No doubt the reason this 1992 film is being re-released is because of the surprise success in 2003 of Etre et Avoir, Philibert's portrait of a French rural school. Not that the earlier work needs to ride on the success of the later one; it is a compelling document. The two films together confirm Philibert as a master of documentary.
His subject, here, is communication among deaf people. There is no commentary, little spoken dialogue and only a few subtitles. At the start, we see what is, in effect, the performance of a musical work in sign language: a ballet of gestures. We go inside a classroom where deaf children are being taught with the hearing to communicate, then into another where the teacher, Jean-Claude Poulain, is teaching sign language (in sign language). The deaf children talk about their lives, in their world and in ours.
The guiding principle behind the film, Philibert insists, was to show deaf people not as lacking something that hearing people have, but as the possessors of something the hearing lack - a language of signs that is expressive, beautiful and complete. He compares it to the "language" of cinema, the system of signs and conventions by which meaning is communicated on film.
The deaf are much more visually aware and their faces more expressive. They can communicate across frontiers, although Poulain points out that sign language varies from country to country; it takes him a few days to learn a new system when abroad.
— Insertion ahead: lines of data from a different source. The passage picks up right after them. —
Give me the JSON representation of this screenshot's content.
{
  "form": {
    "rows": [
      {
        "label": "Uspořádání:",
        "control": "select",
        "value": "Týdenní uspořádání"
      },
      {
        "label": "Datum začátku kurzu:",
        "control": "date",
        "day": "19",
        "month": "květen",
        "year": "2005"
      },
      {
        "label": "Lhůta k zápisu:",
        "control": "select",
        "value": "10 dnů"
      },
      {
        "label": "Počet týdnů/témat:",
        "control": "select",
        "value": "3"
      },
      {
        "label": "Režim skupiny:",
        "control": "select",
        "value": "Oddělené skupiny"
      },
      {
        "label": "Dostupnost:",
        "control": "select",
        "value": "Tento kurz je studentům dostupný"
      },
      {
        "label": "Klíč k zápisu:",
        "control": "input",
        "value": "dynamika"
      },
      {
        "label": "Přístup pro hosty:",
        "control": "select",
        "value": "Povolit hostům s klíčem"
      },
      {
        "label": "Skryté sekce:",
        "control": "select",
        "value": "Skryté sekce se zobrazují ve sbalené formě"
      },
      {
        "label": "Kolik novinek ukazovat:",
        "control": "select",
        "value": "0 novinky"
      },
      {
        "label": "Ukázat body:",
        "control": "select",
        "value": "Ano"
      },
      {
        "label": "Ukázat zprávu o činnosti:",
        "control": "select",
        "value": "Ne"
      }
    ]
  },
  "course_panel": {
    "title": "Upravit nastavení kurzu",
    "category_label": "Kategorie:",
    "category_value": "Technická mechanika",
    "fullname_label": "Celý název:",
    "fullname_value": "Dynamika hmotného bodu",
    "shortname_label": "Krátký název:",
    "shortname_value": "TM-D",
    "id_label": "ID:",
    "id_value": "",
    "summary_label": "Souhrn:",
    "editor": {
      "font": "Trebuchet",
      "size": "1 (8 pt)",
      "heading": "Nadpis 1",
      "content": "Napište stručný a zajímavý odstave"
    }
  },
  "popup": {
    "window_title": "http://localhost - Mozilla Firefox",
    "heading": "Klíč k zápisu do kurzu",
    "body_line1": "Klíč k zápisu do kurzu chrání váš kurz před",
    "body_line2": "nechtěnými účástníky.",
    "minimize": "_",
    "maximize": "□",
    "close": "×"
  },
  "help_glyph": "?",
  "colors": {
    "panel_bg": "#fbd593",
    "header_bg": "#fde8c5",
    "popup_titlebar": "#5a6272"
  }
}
Philibert decided to learn sign language some 10 years before making this film and found that he had to discard many preconceptions. He offers us the same learning experience. At the highest level, his film is an exploration of the nature of language and communication; at the most practical, it is a moving introduction for hearing people to what it means to be deaf.